When I read Anthony Bourdain's passionate chapter on English cooks and cooking, it just affirmed how much this is a man
I would run away and live happily ever after with
after my own heart. His enthusiasm for people like Fergus Henderson and Gordon Ramsey makes my heart beat a little faster. They are food heroes, and I don't need to taste their food to believe this. I'll be honest though, if I had both Anthony and Gordon in the same room I wouldn't be talking about tete de veau
He mentionned a dish at St John's Restaurant
that almost made him weep with joy, a meal he'd chose as his last, and I know exactly how he feels, because just reading it I was whimpering for it and can only imagine the ethereal experience it would be tasting it. Roast Marrow Bone with Parsley Salad.
A stunning photo of a stunning dish
from the St John's Restaurant website.
So as any 21st-century Google-addicted person would do, the next day I searched for the recipe thinking it might be elusive and looked forward to the challenge of making it up, but there it is, from Fergus himself. I never liked marrow bone as a little girl - it was in the same category as buckwheat and ox tongue and all those grey foods I was forced to eat. But as an adult winter presents all those rich comforting dishes like lamb shanks and stews and yes, osso bucco. So I tried the marrow bone and my first thought was, oh, how many years have I missed out on this treat! And when no one was watching I would dish out the last bone and sideline the meat, just to suck on this creamy pocket of unctuous goodness. Here is a dish where nothing gets in the way of it - smeared on toast and seasoned with grey sea salt, the smell of the roasted bones, the crisp herbiness of the parsley, you couldn't ask for anything more. So when I come back from Europe, this is what I'll look forward to cooking.

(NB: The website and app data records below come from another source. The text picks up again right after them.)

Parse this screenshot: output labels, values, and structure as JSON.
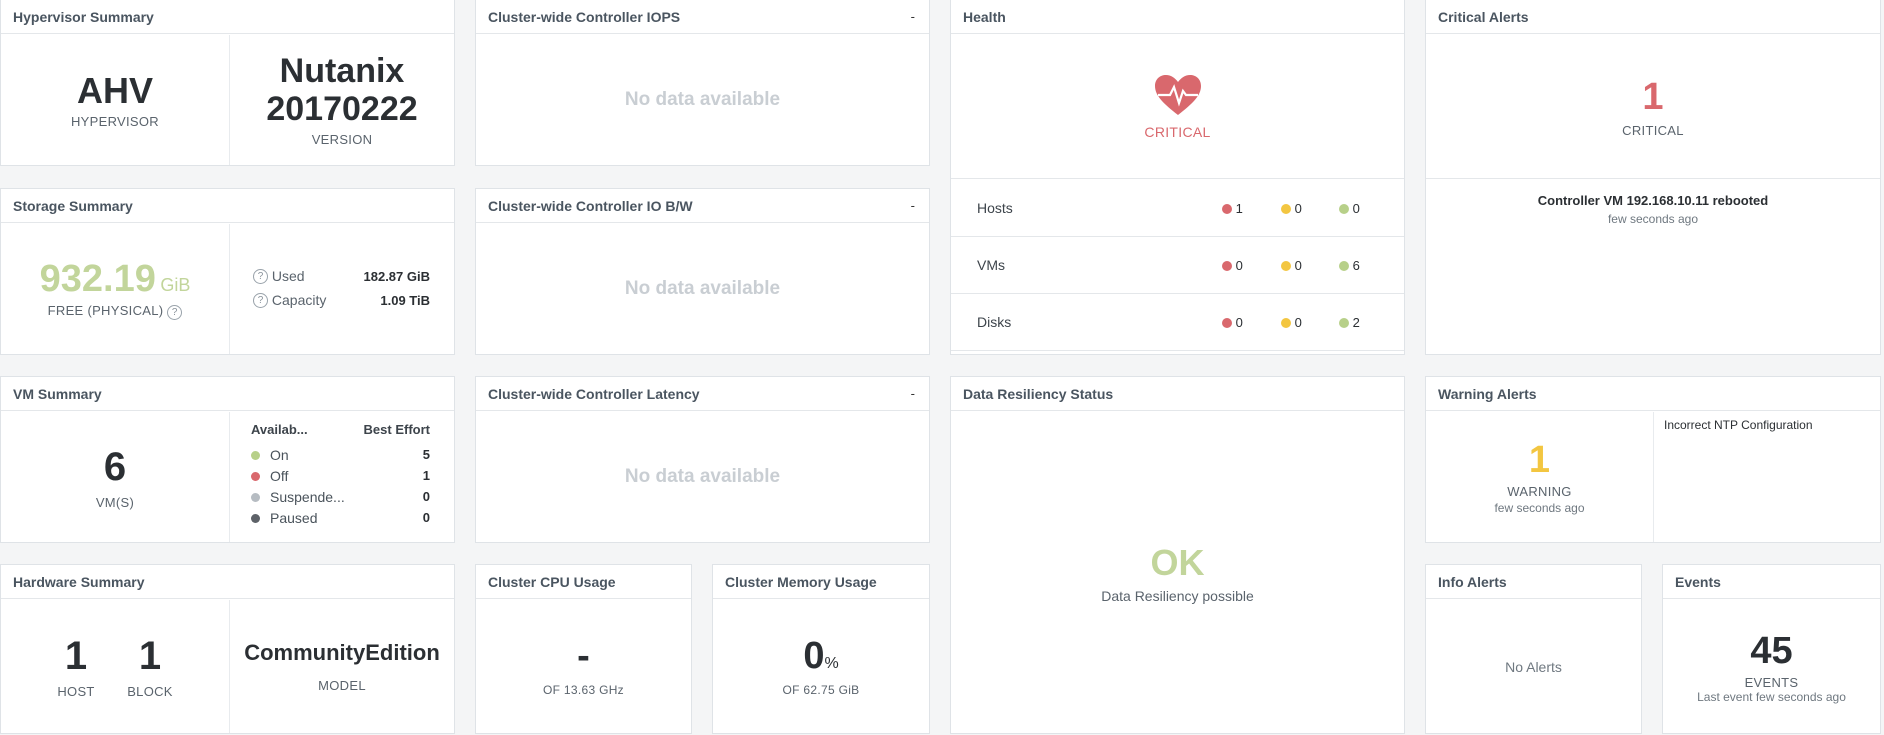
{
  "hypervisor": {
    "title": "Hypervisor Summary",
    "type": "AHV",
    "type_label": "HYPERVISOR",
    "version_line1": "Nutanix",
    "version_line2": "20170222",
    "version_label": "VERSION"
  },
  "storage": {
    "title": "Storage Summary",
    "free_value": "932.19",
    "free_unit": "GiB",
    "free_label": "FREE (PHYSICAL)",
    "used_label": "Used",
    "used_value": "182.87 GiB",
    "capacity_label": "Capacity",
    "capacity_value": "1.09 TiB"
  },
  "vm_summary": {
    "title": "VM Summary",
    "count": "6",
    "count_label": "VM(S)",
    "col_availability": "Availab...",
    "col_best_effort": "Best Effort",
    "rows": [
      {
        "label": "On",
        "value": "5",
        "color": "#b7d089"
      },
      {
        "label": "Off",
        "value": "1",
        "color": "#d9686d"
      },
      {
        "label": "Suspende...",
        "value": "0",
        "color": "#b6bcc2"
      },
      {
        "label": "Paused",
        "value": "0",
        "color": "#5d6268"
      }
    ]
  },
  "hardware": {
    "title": "Hardware Summary",
    "hosts": "1",
    "hosts_label": "HOST",
    "blocks": "1",
    "blocks_label": "BLOCK",
    "model": "CommunityEdition",
    "model_label": "MODEL"
  },
  "iops": {
    "title": "Cluster-wide Controller IOPS",
    "menu": "-",
    "no_data": "No data available"
  },
  "iobw": {
    "title": "Cluster-wide Controller IO B/W",
    "menu": "-",
    "no_data": "No data available"
  },
  "latency": {
    "title": "Cluster-wide Controller Latency",
    "menu": "-",
    "no_data": "No data available"
  },
  "cpu": {
    "title": "Cluster CPU Usage",
    "value": "-",
    "sub": "OF 13.63 GHz"
  },
  "memory": {
    "title": "Cluster Memory Usage",
    "value": "0",
    "unit": "%",
    "sub": "OF 62.75 GiB"
  },
  "health": {
    "title": "Health",
    "status": "CRITICAL",
    "status_color": "#d9686d",
    "rows": [
      {
        "label": "Hosts",
        "red": "1",
        "yellow": "0",
        "green": "0"
      },
      {
        "label": "VMs",
        "red": "0",
        "yellow": "0",
        "green": "6"
      },
      {
        "label": "Disks",
        "red": "0",
        "yellow": "0",
        "green": "2"
      }
    ]
  },
  "resiliency": {
    "title": "Data Resiliency Status",
    "status": "OK",
    "sub": "Data Resiliency possible"
  },
  "critical_alerts": {
    "title": "Critical Alerts",
    "count": "1",
    "label": "CRITICAL",
    "message": "Controller VM 192.168.10.11 rebooted",
    "time": "few seconds ago"
  },
  "warning_alerts": {
    "title": "Warning Alerts",
    "count": "1",
    "label": "WARNING",
    "time": "few seconds ago",
    "message": "Incorrect NTP Configuration"
  },
  "info_alerts": {
    "title": "Info Alerts",
    "empty": "No Alerts"
  },
  "events": {
    "title": "Events",
    "count": "45",
    "label": "EVENTS",
    "sub": "Last event few seconds ago"
  }
}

Roast Marrow Bone and Parsley Salad, serves 4
12 x 7-8cm pieces of middle veal marrowbone
1 bunch of flat-leafed parsley, picked from the stems and chopped
2 Shallots, very thinly sliced
1 modest handful of capers (extra-fine if possible)
Juice of 1 lemon
6 tbsp extra virgin olive oil
Freshly ground salt and black pepper
Toast, to serve
Coarse sea salt (Anthony mentions sel gris and I think it would be highly preferable to any sea salt).
1. Preheat the oven to 190ºC/Gas 5. Place the bone marrow in an oven-proof frying pan. Roast the marrow for 20 minutes until the marrow is loose and giving, but not melting away.and place in a hot oven for about 20 minutes, until the marrow is loose and giving, without melting away.
2. Mix together the parsley, shallots and capers. Make the dressing by mixing together the lemon juice and olive oil.
3. Just before serving toss the parsley mixture with the dressing and season with salt and freshly ground pepper.
4. Scrape the marrow from the bone onto the toast and season with coarse sea salt. Serve with a pinch of parsley salad on top.